Manila, Philippines – International Finance Corp and First Balfour, a leading engineering and construction company in the Philippines, have agreed to collaborate to scale up efforts to decarbonize the transportation sector, supporting the country’s climate goals.
Under this agreement, IFC will help First Balfour conduct assessments and viability studies to develop a robust electric vehicle (EV) system in the First Philippine Industrial Park (FPIP), including charging infrastructure to be fully powered by renewable energy.
FPIP has been looking for ways to create a stronger and more efficient transportation system inside and outside the industrial park, in a way that is inclusive and beneficial to locators, current transportation service providers and neighboring communities.
Located approximately 50 kilometers from Manila and spanning 500 hectares, FPIP is one of the largest industrial parks in the Philippines, hosting more than 140 locators employing approximately 70,000 employees.
FPIP is a joint venture between conglomerate First Philippine Holdings (FPH) and Japanese conglomerate Sumitomo Corp. First Balfour, which participated in the development of certain infrastructures of FPIP, is a 100% subsidiary of FPH.
“We are actively exploring opportunities in the electric vehicle space to be able to provide integrated infrastructure and services to our clients, such as FPIP…IFC’s expertise will help us develop highly relevant market solutions that will help us will ultimately help contribute to our country’s resilience in the future,” said Anthony Fernandez, President and Chief Operating Officer of First Balfour.
A growing number of companies in the Philippines are looking to explore the adoption of electric vehicles to help green their operations, but technical expertise is thin and successful business cases, especially those at scale, are few. many.
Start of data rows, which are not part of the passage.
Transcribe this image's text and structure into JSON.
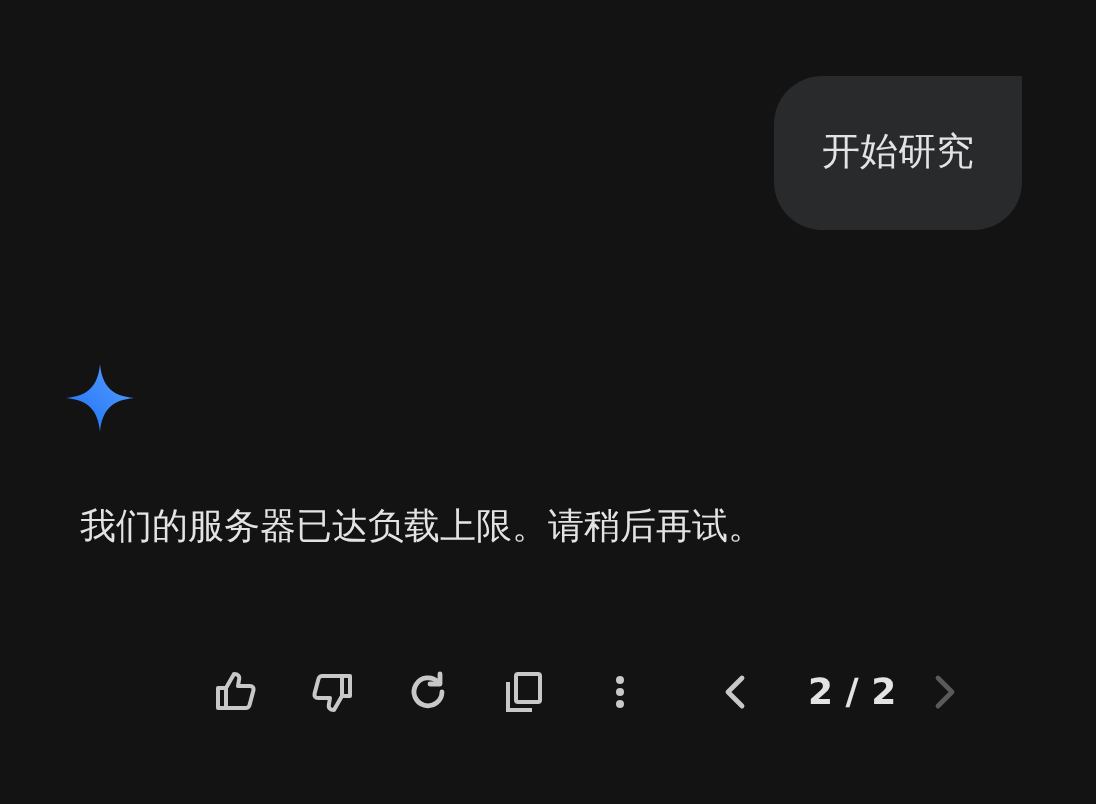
{
  "user_message": {
    "text": "开始研究"
  },
  "response": {
    "text": "我们的服务器已达负载上限。请稍后再试。"
  },
  "actions": [
    {
      "kind": "thumb-up"
    },
    {
      "kind": "thumb-down"
    },
    {
      "kind": "redo"
    },
    {
      "kind": "copy"
    },
    {
      "kind": "more"
    }
  ],
  "pager": {
    "label": "2 / 2",
    "prev_disabled": false,
    "next_disabled": true
  }
}
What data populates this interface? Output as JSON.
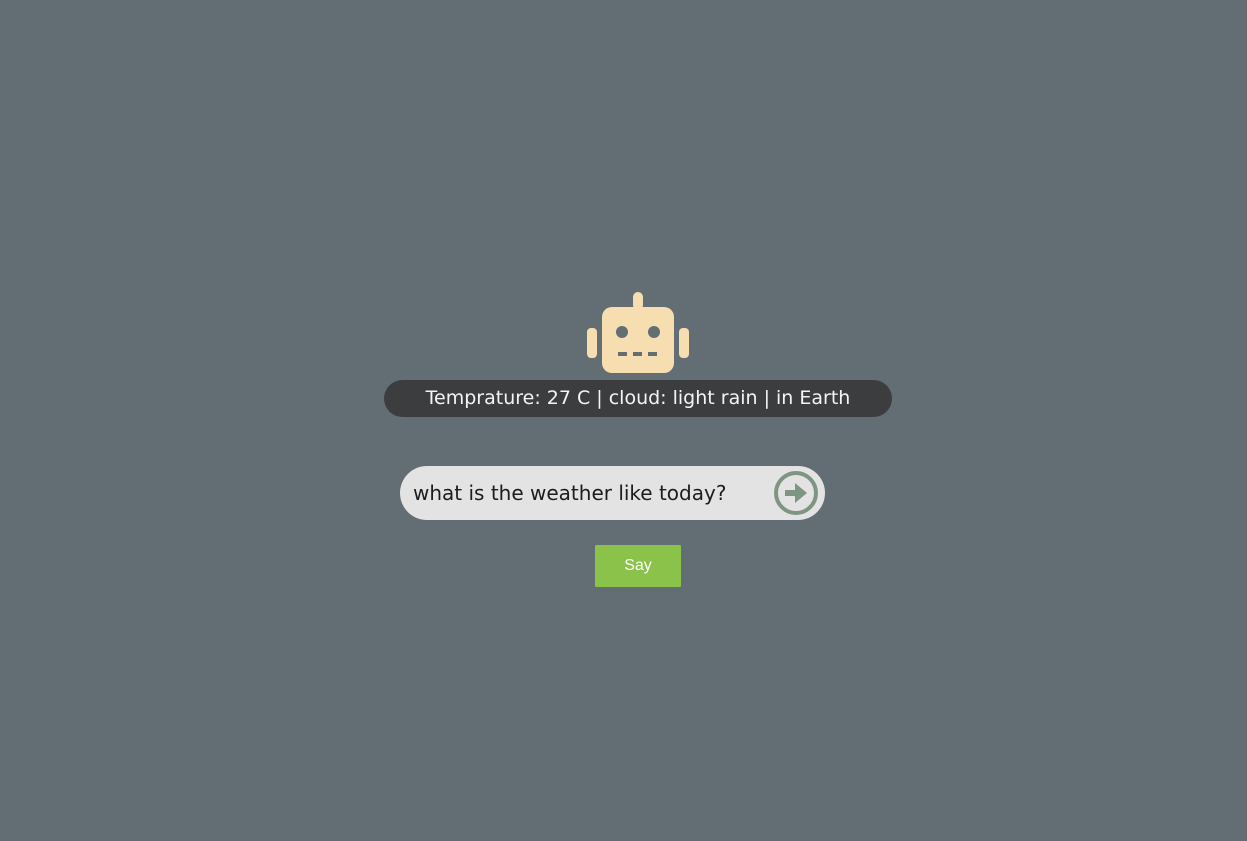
{
  "colors": {
    "background": "#636e74",
    "robot": "#f6deb1",
    "response_bar": "#3c3d3f",
    "input_bg": "#e3e3e3",
    "send_icon": "#7d9581",
    "say_button": "#8bc34a"
  },
  "header": {
    "icon": "robot-icon"
  },
  "response": {
    "text": "Temprature: 27 C | cloud: light rain | in Earth"
  },
  "query": {
    "value": "what is the weather like today?",
    "send_icon": "arrow-right-circle-icon"
  },
  "actions": {
    "say_label": "Say"
  }
}
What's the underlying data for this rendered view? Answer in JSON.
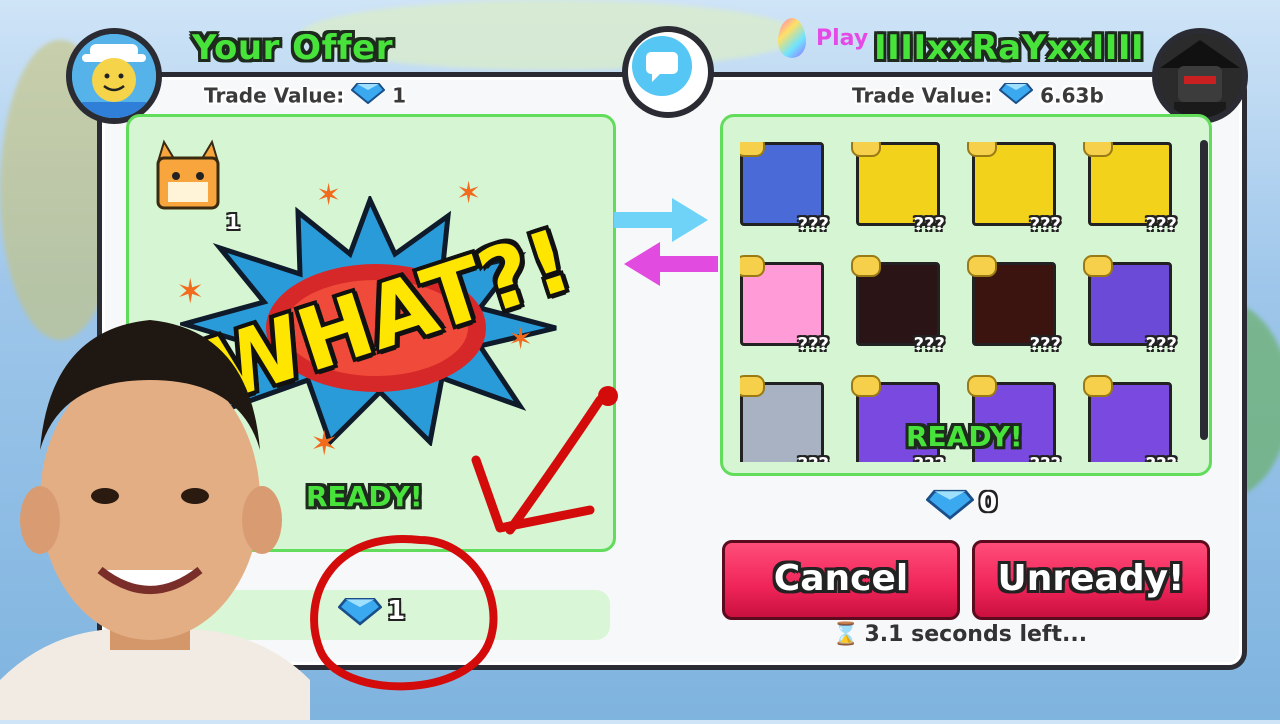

“A huge investment opportunity over the next decade, electric vehicles are essential in the fight against climate change and can help reduce emissions, lower transport costs and create thousands of green jobs. Thus, developing an efficient and thriving electric mobility ecosystem is crucial for the Philippines to meet its climate commitments,” said Jean-Marc Arbogast, IFC Country Manager for the Philippines.
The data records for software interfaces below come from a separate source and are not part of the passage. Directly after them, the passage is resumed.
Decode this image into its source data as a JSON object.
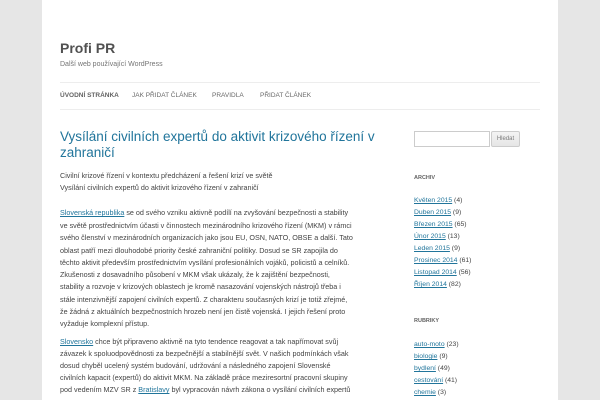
{
  "site": {
    "title": "Profi PR",
    "description": "Další web používající WordPress"
  },
  "nav": [
    {
      "label": "ÚVODNÍ STRÁNKA",
      "current": true
    },
    {
      "label": "JAK PŘIDAT ČLÁNEK",
      "current": false
    },
    {
      "label": "PRAVIDLA",
      "current": false
    },
    {
      "label": "PŘIDAT ČLÁNEK",
      "current": false
    }
  ],
  "post": {
    "title": "Vysílání civilních expertů do aktivit krizového řízení v zahraničí",
    "lines": [
      {
        "text": "Civilní krizové řízení v kontextu předcházení a řešení krizí ve světě"
      },
      {
        "text": "Vysílání civilních expertů do aktivit krizového řízení v zahraničí"
      },
      {
        "link": "Slovenská republika",
        "text": " se od svého vzniku aktivně podílí na zvyšování bezpečnosti a stability"
      },
      {
        "text": "ve světě prostřednictvím účasti v činnostech mezinárodního krizového řízení (MKM) v rámci"
      },
      {
        "text": "svého členství v mezinárodních organizacích jako jsou EU, OSN, NATO, OBSE a další. Tato"
      },
      {
        "text": "oblast patří mezi dlouhodobé priority české zahraniční politiky. Dosud se SR zapojila do"
      },
      {
        "text": "těchto aktivit především prostřednictvím vysílání profesionálních vojáků, policistů a celníků."
      },
      {
        "text": "Zkušenosti z dosavadního působení v MKM však ukázaly, že k zajištění bezpečnosti,"
      },
      {
        "text": "stability a rozvoje v krizových oblastech je kromě nasazování vojenských nástrojů třeba i"
      },
      {
        "text": "stále intenzivnější zapojení civilních expertů. Z charakteru současných krizí je totiž zřejmé,"
      },
      {
        "text": "že žádná z aktuálních bezpečnostních hrozeb není jen čistě vojenská. I jejich řešení proto"
      },
      {
        "text": "vyžaduje komplexní přístup."
      },
      {
        "link": "Slovensko",
        "text": " chce být připraveno aktivně na tyto tendence reagovat a tak napřímovat svůj"
      },
      {
        "text": "závazek k spoluodpovědnosti za bezpečnější a stabilnější svět. V našich podmínkách však"
      },
      {
        "text": "dosud chyběl ucelený systém budování, udržování a následného zapojení Slovenské"
      },
      {
        "text": "civilních kapacit (expertů) do aktivit MKM. Na základě práce meziresortní pracovní skupiny"
      },
      {
        "text": "pod vedením MZV SR z ",
        "link": "Bratislavy",
        "after": " byl vypracován návrh zákona o vysílání civilních expertů"
      }
    ]
  },
  "sidebar": {
    "search_button": "Hledat",
    "archive_title": "ARCHIV",
    "archive": [
      {
        "label": "Květen 2015",
        "count": " (4)"
      },
      {
        "label": "Duben 2015",
        "count": " (9)"
      },
      {
        "label": "Březen 2015",
        "count": " (65)"
      },
      {
        "label": "Únor 2015",
        "count": " (13)"
      },
      {
        "label": "Leden 2015",
        "count": " (9)"
      },
      {
        "label": "Prosinec 2014",
        "count": " (61)"
      },
      {
        "label": "Listopad 2014",
        "count": " (56)"
      },
      {
        "label": "Říjen 2014",
        "count": " (82)"
      }
    ],
    "categories_title": "RUBRIKY",
    "categories": [
      {
        "label": "auto-moto",
        "count": " (23)"
      },
      {
        "label": "biologie",
        "count": " (9)"
      },
      {
        "label": "bydlení",
        "count": " (49)"
      },
      {
        "label": "cestování",
        "count": " (41)"
      },
      {
        "label": "chemie",
        "count": " (3)"
      }
    ]
  }
}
Ranked among the countries most vulnerable to the effects of climate change, transport is the main source of air pollution and energy-related greenhouse gases (31% of total GHG emissions) in the Philippines. With the Electric Vehicle Industry Development Act, electric vehicles can help the country achieve its goal of reducing GHG emissions by 75% below the baseline by 2030.
DOE calls for faster deployment of electric vehicles in PH
Electric vehicles adapt to the general public
To subscribe to MORE APPLICANT to access The Philippine Daily Inquirer and over 70 titles, share up to 5 gadgets, listen to news, download as early as 4am and share articles on social media. Call 896 6000.
For comments, complaints or inquiries, Contact us.